INSTRUCTIONS TO FOLLOW: Return the entire listing exactly, leaving nothing out.

§

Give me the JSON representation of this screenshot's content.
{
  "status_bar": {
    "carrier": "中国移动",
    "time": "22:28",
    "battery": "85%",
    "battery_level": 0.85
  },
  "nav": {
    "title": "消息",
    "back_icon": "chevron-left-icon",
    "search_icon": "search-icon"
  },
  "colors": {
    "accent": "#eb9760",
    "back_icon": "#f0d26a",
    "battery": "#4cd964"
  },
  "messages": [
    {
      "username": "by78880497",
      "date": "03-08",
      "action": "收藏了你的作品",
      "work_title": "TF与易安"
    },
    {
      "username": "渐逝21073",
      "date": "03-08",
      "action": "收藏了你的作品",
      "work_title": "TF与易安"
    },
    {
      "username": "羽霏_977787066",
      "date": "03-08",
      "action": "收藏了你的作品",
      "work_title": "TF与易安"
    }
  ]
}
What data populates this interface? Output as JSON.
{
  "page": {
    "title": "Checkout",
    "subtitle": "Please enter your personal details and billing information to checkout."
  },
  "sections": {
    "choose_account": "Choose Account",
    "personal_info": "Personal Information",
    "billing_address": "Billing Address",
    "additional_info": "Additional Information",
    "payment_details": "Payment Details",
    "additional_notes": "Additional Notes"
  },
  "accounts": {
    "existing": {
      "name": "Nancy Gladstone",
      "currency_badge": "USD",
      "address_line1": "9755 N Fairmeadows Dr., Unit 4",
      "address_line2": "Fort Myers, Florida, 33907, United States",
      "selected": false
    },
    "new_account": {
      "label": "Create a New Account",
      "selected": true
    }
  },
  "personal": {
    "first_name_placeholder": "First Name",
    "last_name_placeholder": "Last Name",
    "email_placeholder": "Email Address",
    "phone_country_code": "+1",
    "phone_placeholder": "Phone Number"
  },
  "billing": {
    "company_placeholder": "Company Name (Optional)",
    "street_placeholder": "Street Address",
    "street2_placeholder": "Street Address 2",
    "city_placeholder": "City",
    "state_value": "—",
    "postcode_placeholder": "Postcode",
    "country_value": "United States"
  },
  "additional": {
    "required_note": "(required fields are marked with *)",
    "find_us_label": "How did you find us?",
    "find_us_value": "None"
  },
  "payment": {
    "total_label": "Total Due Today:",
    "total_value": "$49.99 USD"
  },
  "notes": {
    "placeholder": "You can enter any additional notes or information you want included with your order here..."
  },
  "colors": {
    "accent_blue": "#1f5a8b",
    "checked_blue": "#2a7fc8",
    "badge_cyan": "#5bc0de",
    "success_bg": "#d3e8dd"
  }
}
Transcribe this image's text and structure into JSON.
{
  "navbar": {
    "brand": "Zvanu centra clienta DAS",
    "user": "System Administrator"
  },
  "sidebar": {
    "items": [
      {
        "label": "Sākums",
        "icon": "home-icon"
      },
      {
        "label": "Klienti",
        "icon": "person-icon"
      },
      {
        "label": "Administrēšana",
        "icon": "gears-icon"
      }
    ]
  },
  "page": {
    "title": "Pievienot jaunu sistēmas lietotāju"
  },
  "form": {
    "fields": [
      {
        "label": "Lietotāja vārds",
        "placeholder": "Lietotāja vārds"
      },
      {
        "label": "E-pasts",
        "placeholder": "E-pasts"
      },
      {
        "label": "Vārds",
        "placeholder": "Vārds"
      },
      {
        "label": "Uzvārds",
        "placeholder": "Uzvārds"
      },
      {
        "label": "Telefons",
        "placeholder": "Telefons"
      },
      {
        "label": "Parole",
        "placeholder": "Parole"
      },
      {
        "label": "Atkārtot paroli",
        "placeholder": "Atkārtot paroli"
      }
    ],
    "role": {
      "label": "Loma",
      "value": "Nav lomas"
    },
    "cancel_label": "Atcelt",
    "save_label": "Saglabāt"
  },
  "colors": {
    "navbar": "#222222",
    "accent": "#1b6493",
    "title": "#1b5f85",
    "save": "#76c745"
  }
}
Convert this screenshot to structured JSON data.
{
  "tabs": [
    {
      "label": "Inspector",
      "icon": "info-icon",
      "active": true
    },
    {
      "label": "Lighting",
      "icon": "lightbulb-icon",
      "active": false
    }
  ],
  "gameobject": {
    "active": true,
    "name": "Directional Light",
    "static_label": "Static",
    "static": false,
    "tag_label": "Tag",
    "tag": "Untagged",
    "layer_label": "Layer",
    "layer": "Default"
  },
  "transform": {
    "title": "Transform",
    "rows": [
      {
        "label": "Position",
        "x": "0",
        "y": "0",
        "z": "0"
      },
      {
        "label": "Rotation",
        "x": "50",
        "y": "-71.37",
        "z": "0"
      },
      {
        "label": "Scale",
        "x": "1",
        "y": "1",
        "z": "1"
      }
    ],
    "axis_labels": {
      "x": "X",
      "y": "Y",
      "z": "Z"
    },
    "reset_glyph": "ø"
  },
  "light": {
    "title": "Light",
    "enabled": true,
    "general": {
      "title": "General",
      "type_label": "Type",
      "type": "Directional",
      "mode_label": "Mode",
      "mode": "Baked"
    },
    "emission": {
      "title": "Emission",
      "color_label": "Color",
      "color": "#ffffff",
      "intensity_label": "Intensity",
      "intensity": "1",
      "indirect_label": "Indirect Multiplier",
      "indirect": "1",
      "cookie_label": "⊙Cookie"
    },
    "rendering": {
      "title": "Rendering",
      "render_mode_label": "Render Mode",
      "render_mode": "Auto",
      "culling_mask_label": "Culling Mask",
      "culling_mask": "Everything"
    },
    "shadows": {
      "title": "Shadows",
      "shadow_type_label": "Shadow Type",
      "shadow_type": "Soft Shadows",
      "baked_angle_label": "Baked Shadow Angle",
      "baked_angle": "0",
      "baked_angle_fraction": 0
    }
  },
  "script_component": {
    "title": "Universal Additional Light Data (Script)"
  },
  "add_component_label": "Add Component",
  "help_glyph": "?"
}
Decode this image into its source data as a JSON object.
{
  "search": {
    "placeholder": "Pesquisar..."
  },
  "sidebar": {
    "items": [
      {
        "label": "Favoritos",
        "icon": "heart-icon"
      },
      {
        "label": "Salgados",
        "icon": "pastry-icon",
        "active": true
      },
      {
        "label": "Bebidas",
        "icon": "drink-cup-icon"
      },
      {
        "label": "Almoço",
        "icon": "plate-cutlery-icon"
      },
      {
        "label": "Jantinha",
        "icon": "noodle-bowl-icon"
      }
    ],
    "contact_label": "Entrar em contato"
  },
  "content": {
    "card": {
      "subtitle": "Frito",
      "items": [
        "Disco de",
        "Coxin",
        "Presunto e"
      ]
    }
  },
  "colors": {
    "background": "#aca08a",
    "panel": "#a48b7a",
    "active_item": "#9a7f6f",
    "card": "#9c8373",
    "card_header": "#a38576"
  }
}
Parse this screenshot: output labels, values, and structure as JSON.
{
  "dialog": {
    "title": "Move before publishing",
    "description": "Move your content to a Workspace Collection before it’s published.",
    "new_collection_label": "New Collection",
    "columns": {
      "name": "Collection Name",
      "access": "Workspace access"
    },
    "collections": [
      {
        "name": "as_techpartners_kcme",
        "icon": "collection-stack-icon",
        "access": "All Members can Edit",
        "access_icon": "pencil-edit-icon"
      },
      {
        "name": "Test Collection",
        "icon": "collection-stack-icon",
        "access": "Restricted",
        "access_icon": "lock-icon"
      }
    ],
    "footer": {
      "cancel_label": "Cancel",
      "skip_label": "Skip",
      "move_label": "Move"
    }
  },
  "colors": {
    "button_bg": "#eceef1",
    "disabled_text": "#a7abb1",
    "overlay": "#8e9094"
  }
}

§

FINISHED EXERCISE:
Give me the JSON representation of this screenshot's content.
{
  "status_bar": {
    "carrier": "中国移动",
    "time": "22:28",
    "battery": "85%",
    "battery_level": 0.85
  },
  "nav": {
    "title": "消息",
    "back_icon": "chevron-left-icon",
    "search_icon": "search-icon"
  },
  "colors": {
    "accent": "#eb9760",
    "back_icon": "#f0d26a",
    "battery": "#4cd964"
  },
  "messages": [
    {
      "username": "by78880497",
      "date": "03-08",
      "action": "收藏了你的作品",
      "work_title": "TF与易安"
    },
    {
      "username": "渐逝21073",
      "date": "03-08",
      "action": "收藏了你的作品",
      "work_title": "TF与易安"
    },
    {
      "username": "羽霏_977787066",
      "date": "03-08",
      "action": "收藏了你的作品",
      "work_title": "TF与易安"
    }
  ]
}
What data populates this interface? Output as JSON.
{
  "page": {
    "title": "Checkout",
    "subtitle": "Please enter your personal details and billing information to checkout."
  },
  "sections": {
    "choose_account": "Choose Account",
    "personal_info": "Personal Information",
    "billing_address": "Billing Address",
    "additional_info": "Additional Information",
    "payment_details": "Payment Details",
    "additional_notes": "Additional Notes"
  },
  "accounts": {
    "existing": {
      "name": "Nancy Gladstone",
      "currency_badge": "USD",
      "address_line1": "9755 N Fairmeadows Dr., Unit 4",
      "address_line2": "Fort Myers, Florida, 33907, United States",
      "selected": false
    },
    "new_account": {
      "label": "Create a New Account",
      "selected": true
    }
  },
  "personal": {
    "first_name_placeholder": "First Name",
    "last_name_placeholder": "Last Name",
    "email_placeholder": "Email Address",
    "phone_country_code": "+1",
    "phone_placeholder": "Phone Number"
  },
  "billing": {
    "company_placeholder": "Company Name (Optional)",
    "street_placeholder": "Street Address",
    "street2_placeholder": "Street Address 2",
    "city_placeholder": "City",
    "state_value": "—",
    "postcode_placeholder": "Postcode",
    "country_value": "United States"
  },
  "additional": {
    "required_note": "(required fields are marked with *)",
    "find_us_label": "How did you find us?",
    "find_us_value": "None"
  },
  "payment": {
    "total_label": "Total Due Today:",
    "total_value": "$49.99 USD"
  },
  "notes": {
    "placeholder": "You can enter any additional notes or information you want included with your order here..."
  },
  "colors": {
    "accent_blue": "#1f5a8b",
    "checked_blue": "#2a7fc8",
    "badge_cyan": "#5bc0de",
    "success_bg": "#d3e8dd"
  }
}
Transcribe this image's text and structure into JSON.
{
  "navbar": {
    "brand": "Zvanu centra clienta DAS",
    "user": "System Administrator"
  },
  "sidebar": {
    "items": [
      {
        "label": "Sākums",
        "icon": "home-icon"
      },
      {
        "label": "Klienti",
        "icon": "person-icon"
      },
      {
        "label": "Administrēšana",
        "icon": "gears-icon"
      }
    ]
  },
  "page": {
    "title": "Pievienot jaunu sistēmas lietotāju"
  },
  "form": {
    "fields": [
      {
        "label": "Lietotāja vārds",
        "placeholder": "Lietotāja vārds"
      },
      {
        "label": "E-pasts",
        "placeholder": "E-pasts"
      },
      {
        "label": "Vārds",
        "placeholder": "Vārds"
      },
      {
        "label": "Uzvārds",
        "placeholder": "Uzvārds"
      },
      {
        "label": "Telefons",
        "placeholder": "Telefons"
      },
      {
        "label": "Parole",
        "placeholder": "Parole"
      },
      {
        "label": "Atkārtot paroli",
        "placeholder": "Atkārtot paroli"
      }
    ],
    "role": {
      "label": "Loma",
      "value": "Nav lomas"
    },
    "cancel_label": "Atcelt",
    "save_label": "Saglabāt"
  },
  "colors": {
    "navbar": "#222222",
    "accent": "#1b6493",
    "title": "#1b5f85",
    "save": "#76c745"
  }
}
Convert this screenshot to structured JSON data.
{
  "tabs": [
    {
      "label": "Inspector",
      "icon": "info-icon",
      "active": true
    },
    {
      "label": "Lighting",
      "icon": "lightbulb-icon",
      "active": false
    }
  ],
  "gameobject": {
    "active": true,
    "name": "Directional Light",
    "static_label": "Static",
    "static": false,
    "tag_label": "Tag",
    "tag": "Untagged",
    "layer_label": "Layer",
    "layer": "Default"
  },
  "transform": {
    "title": "Transform",
    "rows": [
      {
        "label": "Position",
        "x": "0",
        "y": "0",
        "z": "0"
      },
      {
        "label": "Rotation",
        "x": "50",
        "y": "-71.37",
        "z": "0"
      },
      {
        "label": "Scale",
        "x": "1",
        "y": "1",
        "z": "1"
      }
    ],
    "axis_labels": {
      "x": "X",
      "y": "Y",
      "z": "Z"
    },
    "reset_glyph": "ø"
  },
  "light": {
    "title": "Light",
    "enabled": true,
    "general": {
      "title": "General",
      "type_label": "Type",
      "type": "Directional",
      "mode_label": "Mode",
      "mode": "Baked"
    },
    "emission": {
      "title": "Emission",
      "color_label": "Color",
      "color": "#ffffff",
      "intensity_label": "Intensity",
      "intensity": "1",
      "indirect_label": "Indirect Multiplier",
      "indirect": "1",
      "cookie_label": "⊙Cookie"
    },
    "rendering": {
      "title": "Rendering",
      "render_mode_label": "Render Mode",
      "render_mode": "Auto",
      "culling_mask_label": "Culling Mask",
      "culling_mask": "Everything"
    },
    "shadows": {
      "title": "Shadows",
      "shadow_type_label": "Shadow Type",
      "shadow_type": "Soft Shadows",
      "baked_angle_label": "Baked Shadow Angle",
      "baked_angle": "0",
      "baked_angle_fraction": 0
    }
  },
  "script_component": {
    "title": "Universal Additional Light Data (Script)"
  },
  "add_component_label": "Add Component",
  "help_glyph": "?"
}
Decode this image into its source data as a JSON object.
{
  "search": {
    "placeholder": "Pesquisar..."
  },
  "sidebar": {
    "items": [
      {
        "label": "Favoritos",
        "icon": "heart-icon"
      },
      {
        "label": "Salgados",
        "icon": "pastry-icon",
        "active": true
      },
      {
        "label": "Bebidas",
        "icon": "drink-cup-icon"
      },
      {
        "label": "Almoço",
        "icon": "plate-cutlery-icon"
      },
      {
        "label": "Jantinha",
        "icon": "noodle-bowl-icon"
      }
    ],
    "contact_label": "Entrar em contato"
  },
  "content": {
    "card": {
      "subtitle": "Frito",
      "items": [
        "Disco de",
        "Coxin",
        "Presunto e"
      ]
    }
  },
  "colors": {
    "background": "#aca08a",
    "panel": "#a48b7a",
    "active_item": "#9a7f6f",
    "card": "#9c8373",
    "card_header": "#a38576"
  }
}
Parse this screenshot: output labels, values, and structure as JSON.
{
  "dialog": {
    "title": "Move before publishing",
    "description": "Move your content to a Workspace Collection before it’s published.",
    "new_collection_label": "New Collection",
    "columns": {
      "name": "Collection Name",
      "access": "Workspace access"
    },
    "collections": [
      {
        "name": "as_techpartners_kcme",
        "icon": "collection-stack-icon",
        "access": "All Members can Edit",
        "access_icon": "pencil-edit-icon"
      },
      {
        "name": "Test Collection",
        "icon": "collection-stack-icon",
        "access": "Restricted",
        "access_icon": "lock-icon"
      }
    ],
    "footer": {
      "cancel_label": "Cancel",
      "skip_label": "Skip",
      "move_label": "Move"
    }
  },
  "colors": {
    "button_bg": "#eceef1",
    "disabled_text": "#a7abb1",
    "overlay": "#8e9094"
  }
}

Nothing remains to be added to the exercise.